The production struggled at times, particularly towards the end, with the clarity of its storytelling. The choice to have several exits through the discovery space curtain immediately followed by entrances through the same curtain disrupted the pace and the spatial logic of the production, and made the scenes feel more self-consciously presentational. The cut’s deprivileging of the Touchstone and Audrey storyline, both in the lead-up to the final marriages and during the final scene, left the build-up of their subplot somewhat unfulfilled; and the speed with which actors had to be running to the exits to do another costume change before their present scene had finished paradoxically left a play which finishes with four definitive weddings feeling strangely unresolved. The production did, at least, manage a neat arrangement of the three couples (excluding Touchstone and Audrey) sharing a kiss, each overseen by Duke Senior taken the Hymen role. But the moment of the production which drew me in most was the conclusion of the first half, in which ‘Don’t worry, be happy’ announced a moment of stillness and calm, togetherness and peace, on the stage. The frantic anxiety of the fast changes throughout the final scene (don’t be happy, worry!) risked unmaking its unions even as they were being made, and those instances where the couples were allowed to take a moment to be still were precious.
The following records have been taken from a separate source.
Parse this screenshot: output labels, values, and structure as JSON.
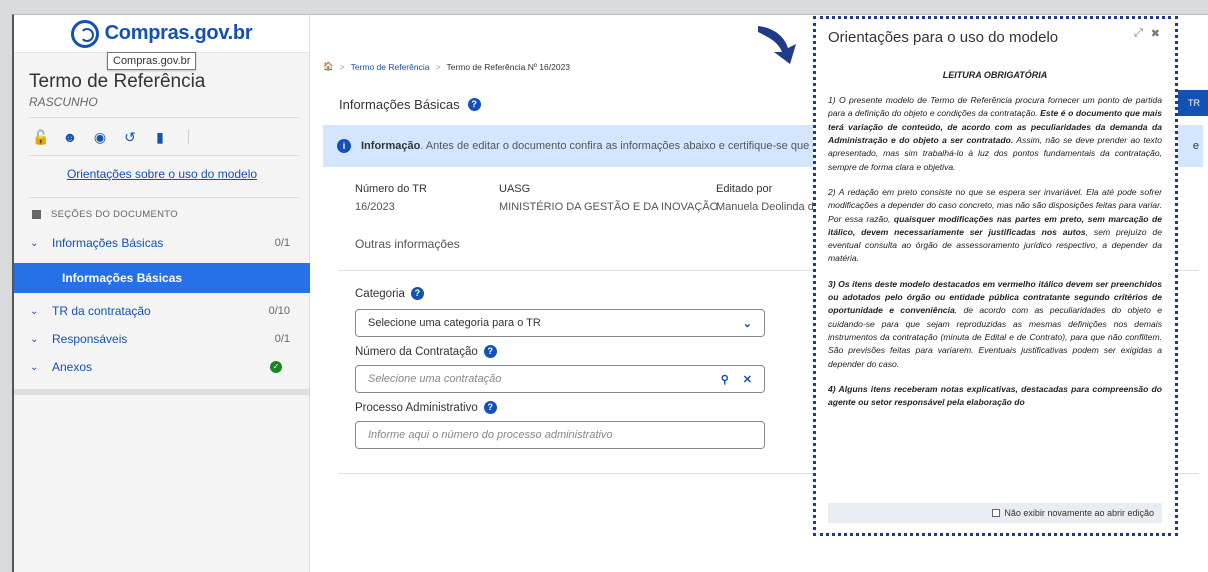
{
  "brand": {
    "logo_text": "Compras.gov.br",
    "tooltip": "Compras.gov.br"
  },
  "sidebar": {
    "title": "Termo de Referência",
    "status": "RASCUNHO",
    "toolbar_icons": [
      "lock-icon",
      "users-icon",
      "eye-icon",
      "history-icon",
      "file-icon"
    ],
    "guide_link": "Orientações sobre o uso do modelo",
    "sections_header": "SEÇÕES DO DOCUMENTO",
    "items": [
      {
        "label": "Informações Básicas",
        "count": "0/1"
      },
      {
        "label": "Informações Básicas",
        "count": ""
      },
      {
        "label": "TR da contratação",
        "count": "0/10"
      },
      {
        "label": "Responsáveis",
        "count": "0/1"
      },
      {
        "label": "Anexos",
        "count": ""
      }
    ]
  },
  "breadcrumb": {
    "items": [
      "Termo de Referência",
      "Termo de Referência Nº 16/2023"
    ]
  },
  "main": {
    "title": "Informações Básicas",
    "info_bold": "Informação",
    "info_text": ". Antes de editar o documento confira as informações abaixo e certifique-se que esta",
    "columns": [
      {
        "label": "Número do TR",
        "value": "16/2023"
      },
      {
        "label": "UASG",
        "value": "MINISTÉRIO DA GESTÃO E DA INOVAÇÃO"
      },
      {
        "label": "Editado por",
        "value": "Manuela Deolinda do"
      }
    ],
    "outras": "Outras informações",
    "categoria_label": "Categoria",
    "categoria_value": "Selecione uma categoria para o TR",
    "contratacao_label": "Número da Contratação",
    "contratacao_placeholder": "Selecione uma contratação",
    "processo_label": "Processo Administrativo",
    "processo_placeholder": "Informe aqui o número do processo administrativo",
    "tr_button": "TR",
    "right_edge_letter": "e"
  },
  "modal": {
    "title": "Orientações para o uso do modelo",
    "heading": "LEITURA OBRIGATÓRIA",
    "p1_a": "1) O presente modelo de Termo de Referência procura fornecer um ponto de partida para a definição do objeto e condições da contratação. ",
    "p1_b": "Este é o documento que mais terá variação de conteúdo, de acordo com as peculiaridades da demanda da Administração e do objeto a ser contratado.",
    "p1_c": " Assim, não se deve prender ao texto apresentado, mas sim trabalhá-lo à luz dos pontos fundamentais da contratação, sempre de forma clara e objetiva.",
    "p2_a": "2) A redação em preto consiste no que se espera ser invariável. Ela até pode sofrer modificações a depender do caso concreto, mas não são disposições feitas para variar. Por essa razão, ",
    "p2_b": "quaisquer modificações nas partes em preto, sem marcação de itálico, devem necessariamente ser justificadas nos autos",
    "p2_c": ", sem prejuízo de eventual consulta ao órgão de assessoramento jurídico respectivo, a depender da matéria.",
    "p3_a": "3) Os itens deste modelo destacados em vermelho itálico devem ser preenchidos ou adotados pelo órgão ou entidade pública contratante segundo critérios de oportunidade e conveniência",
    "p3_b": ", de acordo com as peculiaridades do objeto e cuidando-se para que sejam reproduzidas as mesmas definições nos demais instrumentos da contratação (minuta de Edital e de Contrato), para que não conflitem. São previsões feitas para variarem. Eventuais justificativas podem ser exigidas a depender do caso.",
    "p4_a": "4) Alguns itens receberam notas explicativas, destacadas para compreensão do agente ou setor responsável pela elaboração do",
    "footer": "Não exibir novamente ao abrir edição"
  }
}
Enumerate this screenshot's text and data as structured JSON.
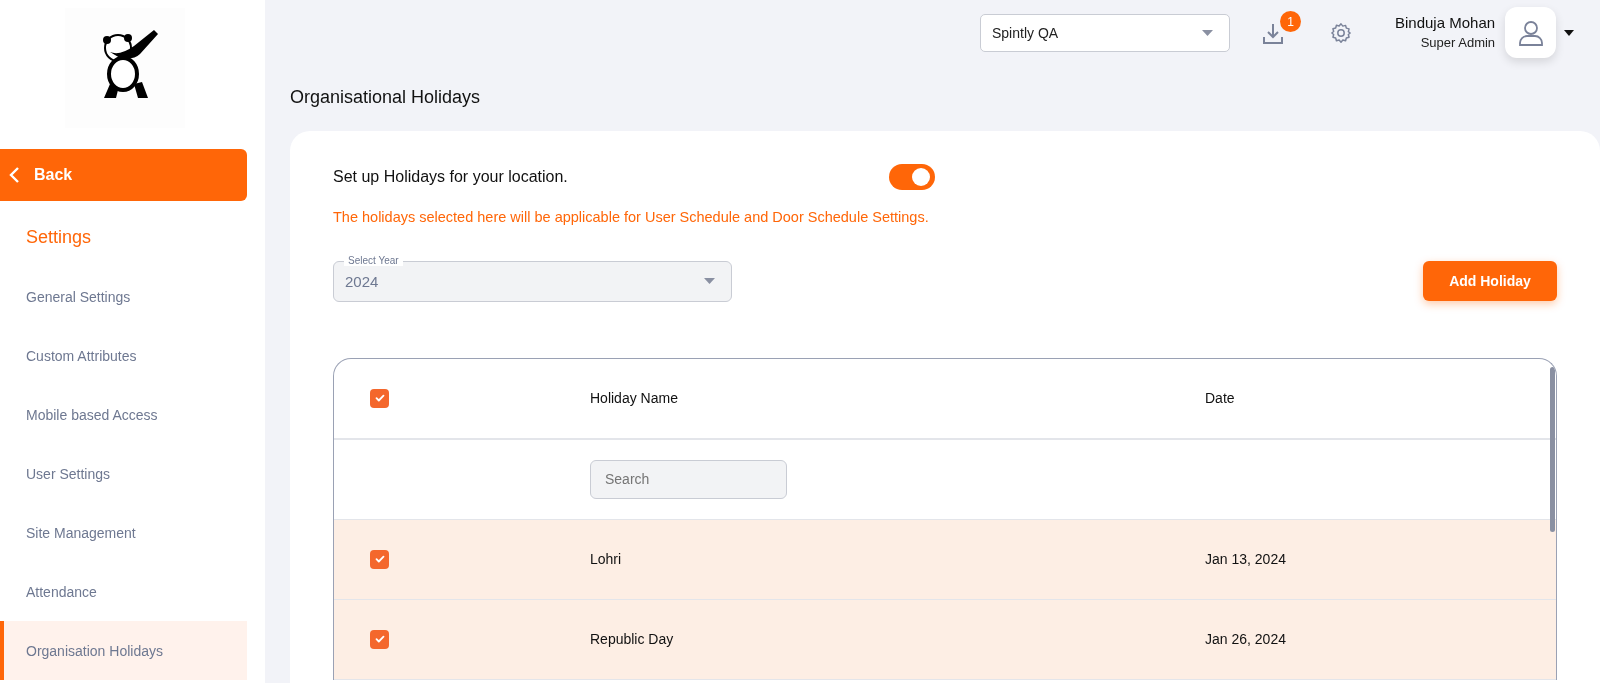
{
  "sidebar": {
    "back": {
      "label": "Back"
    },
    "section_title": "Settings",
    "items": [
      {
        "label": "General Settings",
        "selected": false
      },
      {
        "label": "Custom Attributes",
        "selected": false
      },
      {
        "label": "Mobile based Access",
        "selected": false
      },
      {
        "label": "User Settings",
        "selected": false
      },
      {
        "label": "Site Management",
        "selected": false
      },
      {
        "label": "Attendance",
        "selected": false
      },
      {
        "label": "Organisation Holidays",
        "selected": true
      }
    ]
  },
  "topbar": {
    "site_select": {
      "value": "Spintly QA"
    },
    "downloads_badge": "1",
    "user": {
      "name": "Binduja Mohan",
      "role": "Super Admin"
    }
  },
  "page_title": "Organisational Holidays",
  "card": {
    "setup_label": "Set up Holidays for your location.",
    "holidays_enabled": true,
    "note": "The holidays selected here will be applicable for User Schedule and Door Schedule Settings.",
    "year_select": {
      "label": "Select Year",
      "value": "2024"
    },
    "add_button": "Add Holiday",
    "table": {
      "select_all_checked": true,
      "columns": [
        "Holiday Name",
        "Date"
      ],
      "search": {
        "placeholder": "Search"
      },
      "rows": [
        {
          "name": "Lohri",
          "date": "Jan 13, 2024",
          "selected": true
        },
        {
          "name": "Republic Day",
          "date": "Jan 26, 2024",
          "selected": true
        }
      ]
    }
  }
}
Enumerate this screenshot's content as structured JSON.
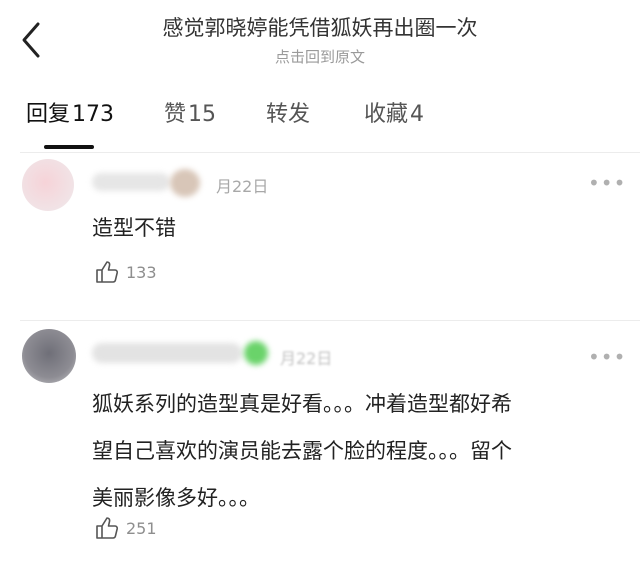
{
  "header": {
    "title": "感觉郭晓婷能凭借狐妖再出圈一次",
    "subtitle": "点击回到原文"
  },
  "tabs": [
    {
      "label": "回复",
      "count": "173",
      "active": true
    },
    {
      "label": "赞",
      "count": "15",
      "active": false
    },
    {
      "label": "转发",
      "count": "",
      "active": false
    },
    {
      "label": "收藏",
      "count": "4",
      "active": false
    }
  ],
  "comments": [
    {
      "date": "月22日",
      "lines": [
        "造型不错"
      ],
      "likes": "133"
    },
    {
      "date": "月22日",
      "lines": [
        "狐妖系列的造型真是好看。。。冲着造型都好希",
        "望自己喜欢的演员能去露个脸的程度。。。留个",
        "美丽影像多好。。。"
      ],
      "likes": "251"
    }
  ],
  "icons": {
    "back": "chevron-left-icon",
    "more": "more-dots-icon",
    "like": "thumbs-up-icon"
  },
  "colors": {
    "accent_underline": "#111111",
    "muted_text": "#9a9a9a",
    "verified_badge": "#6ad36a"
  }
}
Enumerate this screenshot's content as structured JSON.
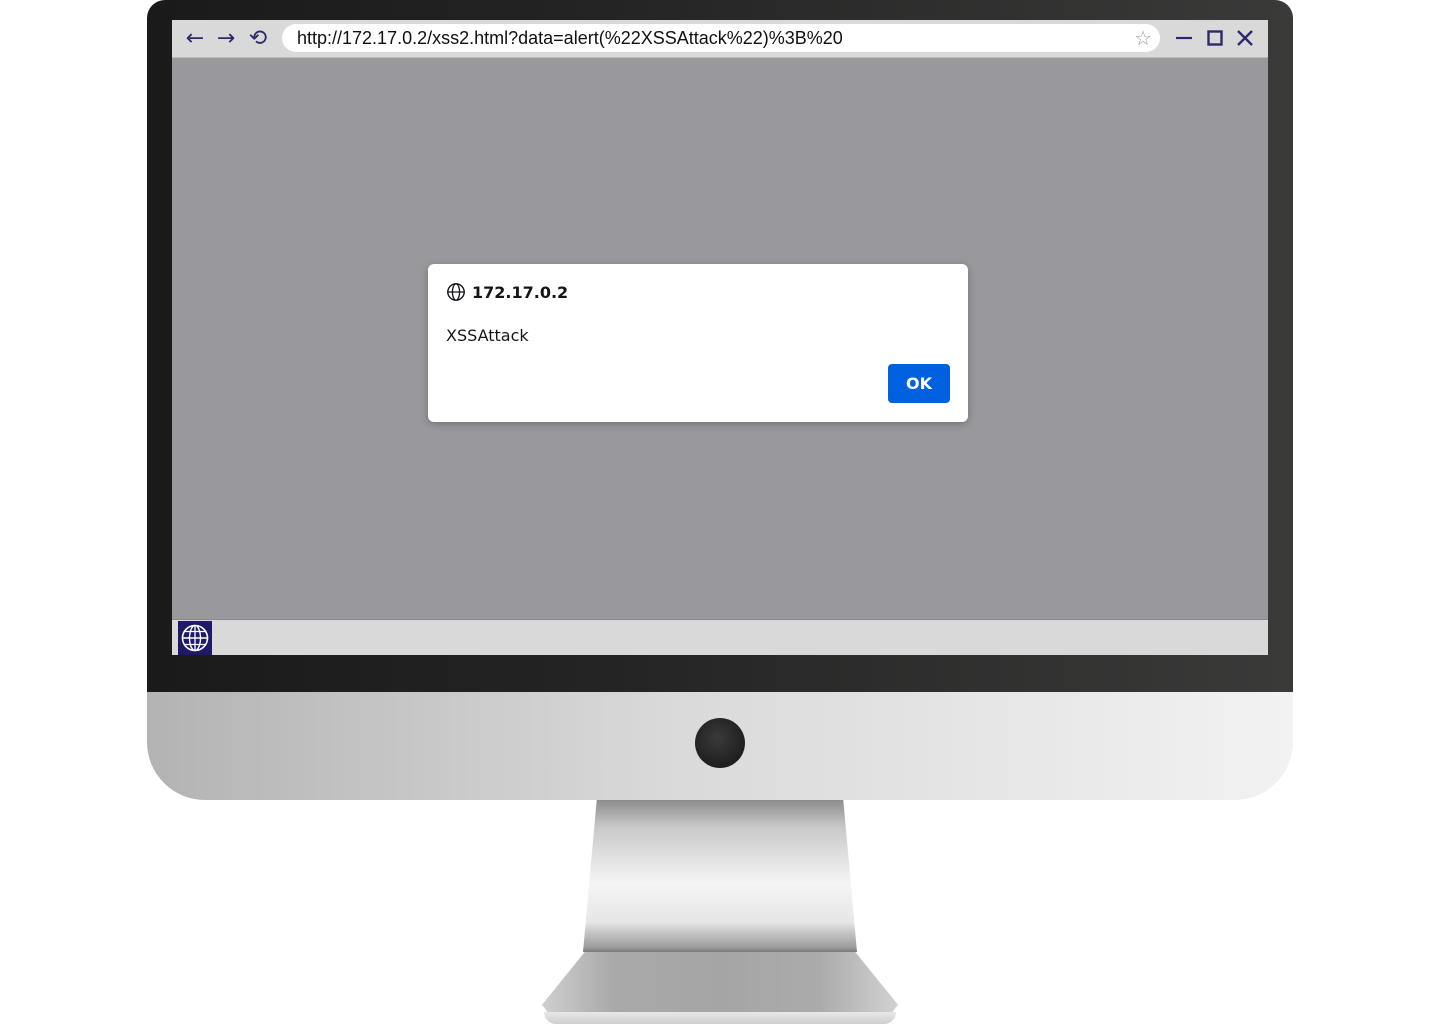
{
  "browser": {
    "url": "http://172.17.0.2/xss2.html?data=alert(%22XSSAttack%22)%3B%20",
    "back_icon": "←",
    "forward_icon": "→",
    "reload_icon": "⟲",
    "bookmark_icon": "☆"
  },
  "dialog": {
    "origin": "172.17.0.2",
    "message": "XSSAttack",
    "ok_label": "OK"
  },
  "colors": {
    "accent": "#0061e0",
    "toolbar_icons": "#2d2a6b",
    "page_overlay": "#98989d",
    "launcher": "#1f1a68"
  },
  "icons": [
    "back-arrow-icon",
    "forward-arrow-icon",
    "reload-icon",
    "star-icon",
    "minimize-icon",
    "maximize-icon",
    "close-icon",
    "globe-icon"
  ]
}
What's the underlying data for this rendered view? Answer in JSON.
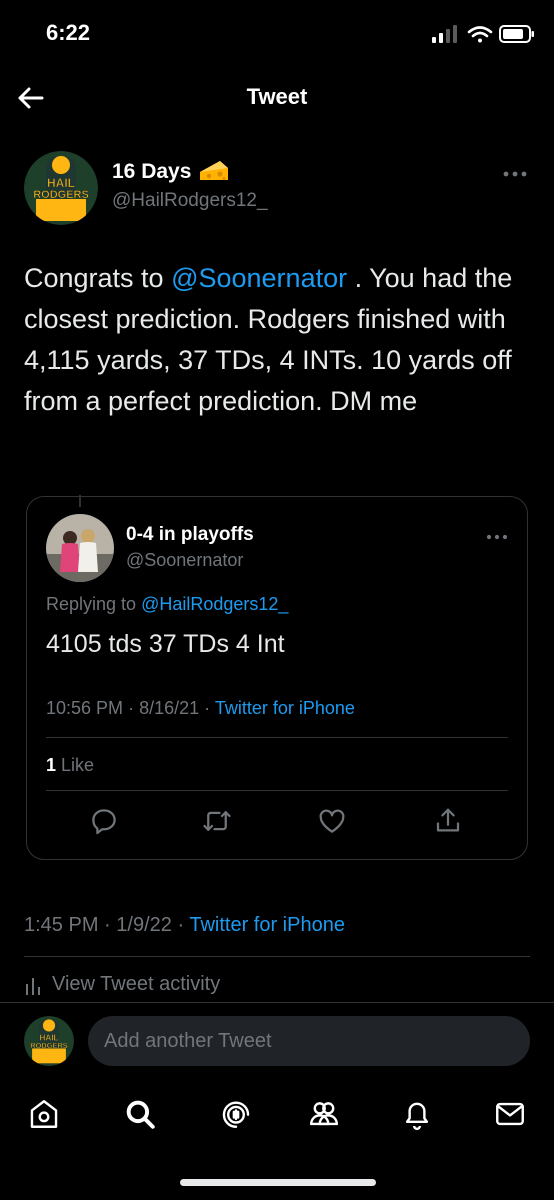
{
  "status_bar": {
    "time": "6:22"
  },
  "header": {
    "title": "Tweet"
  },
  "tweet": {
    "author_name": "16 Days",
    "author_handle": "@HailRodgers12_",
    "avatar_text": [
      "HAIL",
      "RODGERS"
    ],
    "text_before": "Congrats to ",
    "mention": "@Soonernator",
    "text_after": " . You had the closest prediction. Rodgers finished with 4,115 yards, 37 TDs, 4 INTs. 10 yards off from a perfect prediction. DM me",
    "time": "1:45 PM",
    "date": "1/9/22",
    "source": "Twitter for iPhone",
    "activity_label": "View Tweet activity"
  },
  "reply": {
    "author_name": "0-4 in playoffs",
    "author_handle": "@Soonernator",
    "replying_to_label": "Replying to",
    "replying_to_handle": "@HailRodgers12_",
    "text": "4105 tds 37 TDs 4 Int",
    "time": "10:56 PM",
    "date": "8/16/21",
    "source": "Twitter for iPhone",
    "likes_count": "1",
    "likes_label": "Like"
  },
  "composer": {
    "placeholder": "Add another Tweet"
  },
  "sep": "·",
  "colors": {
    "background": "#000000",
    "accent": "#1d9bf0",
    "muted": "#71767b",
    "divider": "#2f3336"
  },
  "icons": [
    "back-arrow-icon",
    "cheese-icon",
    "more-icon",
    "reply-icon",
    "retweet-icon",
    "like-icon",
    "share-icon",
    "bars-icon",
    "home-icon",
    "search-icon",
    "spaces-icon",
    "communities-icon",
    "bell-icon",
    "mail-icon"
  ]
}
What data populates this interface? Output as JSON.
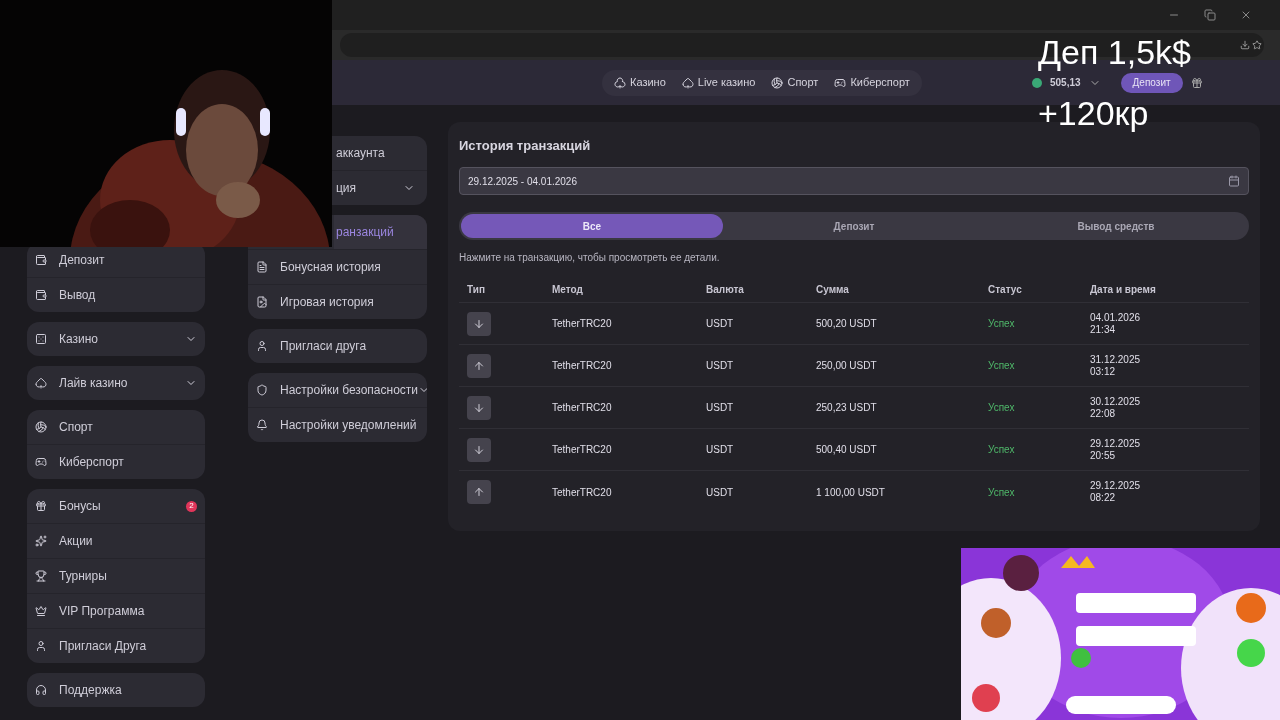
{
  "overlay": {
    "lines": [
      "Деп 1,5k$",
      "+120кр"
    ]
  },
  "header": {
    "nav": [
      {
        "label": "Казино"
      },
      {
        "label": "Live казино"
      },
      {
        "label": "Спорт"
      },
      {
        "label": "Киберспорт"
      }
    ],
    "balance": "505,13",
    "deposit_button": "Депозит"
  },
  "sidebar": {
    "groups": [
      [
        {
          "label": "Депозит",
          "kind": "link"
        },
        {
          "label": "Вывод",
          "kind": "link"
        }
      ],
      [
        {
          "label": "Казино",
          "kind": "dropdown"
        }
      ],
      [
        {
          "label": "Лайв казино",
          "kind": "dropdown"
        }
      ],
      [
        {
          "label": "Спорт",
          "kind": "link"
        },
        {
          "label": "Киберспорт",
          "kind": "link"
        }
      ],
      [
        {
          "label": "Бонусы",
          "kind": "link",
          "badge": "2"
        },
        {
          "label": "Акции",
          "kind": "link"
        },
        {
          "label": "Турниры",
          "kind": "link"
        },
        {
          "label": "VIP Программа",
          "kind": "link"
        },
        {
          "label": "Пригласи Друга",
          "kind": "link"
        }
      ],
      [
        {
          "label": "Поддержка",
          "kind": "link"
        }
      ]
    ]
  },
  "account_menu": {
    "groups": [
      [
        {
          "label": "аккаунта",
          "kind": "covered",
          "selected": false
        },
        {
          "label": "ция",
          "kind": "covered-dropdown",
          "selected": false
        }
      ],
      [
        {
          "label": "ранзакций",
          "kind": "covered",
          "selected": true
        },
        {
          "label": "Бонусная история",
          "kind": "link",
          "selected": false
        },
        {
          "label": "Игровая история",
          "kind": "link",
          "selected": false
        }
      ],
      [
        {
          "label": "Пригласи друга",
          "kind": "link",
          "selected": false
        }
      ],
      [
        {
          "label": "Настройки безопасности",
          "kind": "dropdown",
          "selected": false
        },
        {
          "label": "Настройки уведомлений",
          "kind": "link",
          "selected": false
        }
      ]
    ]
  },
  "transactions": {
    "title": "История транзакций",
    "date_range": "29.12.2025 - 04.01.2026",
    "filters": [
      {
        "label": "Все",
        "selected": true
      },
      {
        "label": "Депозит",
        "selected": false
      },
      {
        "label": "Вывод средств",
        "selected": false
      }
    ],
    "hint": "Нажмите на транзакцию, чтобы просмотреть ее детали.",
    "columns": [
      "Тип",
      "Метод",
      "Валюта",
      "Сумма",
      "Статус",
      "Дата и время"
    ],
    "rows": [
      {
        "kind": "deposit",
        "method": "TetherTRC20",
        "currency": "USDT",
        "amount": "500,20 USDT",
        "status": "Успех",
        "date": "04.01.2026",
        "time": "21:34"
      },
      {
        "kind": "withdrawal",
        "method": "TetherTRC20",
        "currency": "USDT",
        "amount": "250,00 USDT",
        "status": "Успех",
        "date": "31.12.2025",
        "time": "03:12"
      },
      {
        "kind": "deposit",
        "method": "TetherTRC20",
        "currency": "USDT",
        "amount": "250,23 USDT",
        "status": "Успех",
        "date": "30.12.2025",
        "time": "22:08"
      },
      {
        "kind": "deposit",
        "method": "TetherTRC20",
        "currency": "USDT",
        "amount": "500,40 USDT",
        "status": "Успех",
        "date": "29.12.2025",
        "time": "20:55"
      },
      {
        "kind": "withdrawal",
        "method": "TetherTRC20",
        "currency": "USDT",
        "amount": "1 100,00 USDT",
        "status": "Успех",
        "date": "29.12.2025",
        "time": "08:22"
      }
    ]
  }
}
But, consistently with the production’s strongest moments of integrating its process with its content, it was Swain who provided that lasting moment of stillness with an Epilogue that was warm, direct, measured, and full of joy. The connection to the audience, the management of the experience of togetherness, the promise that you can relax in someone else’s hands, was where this forest of Arden created its safe space.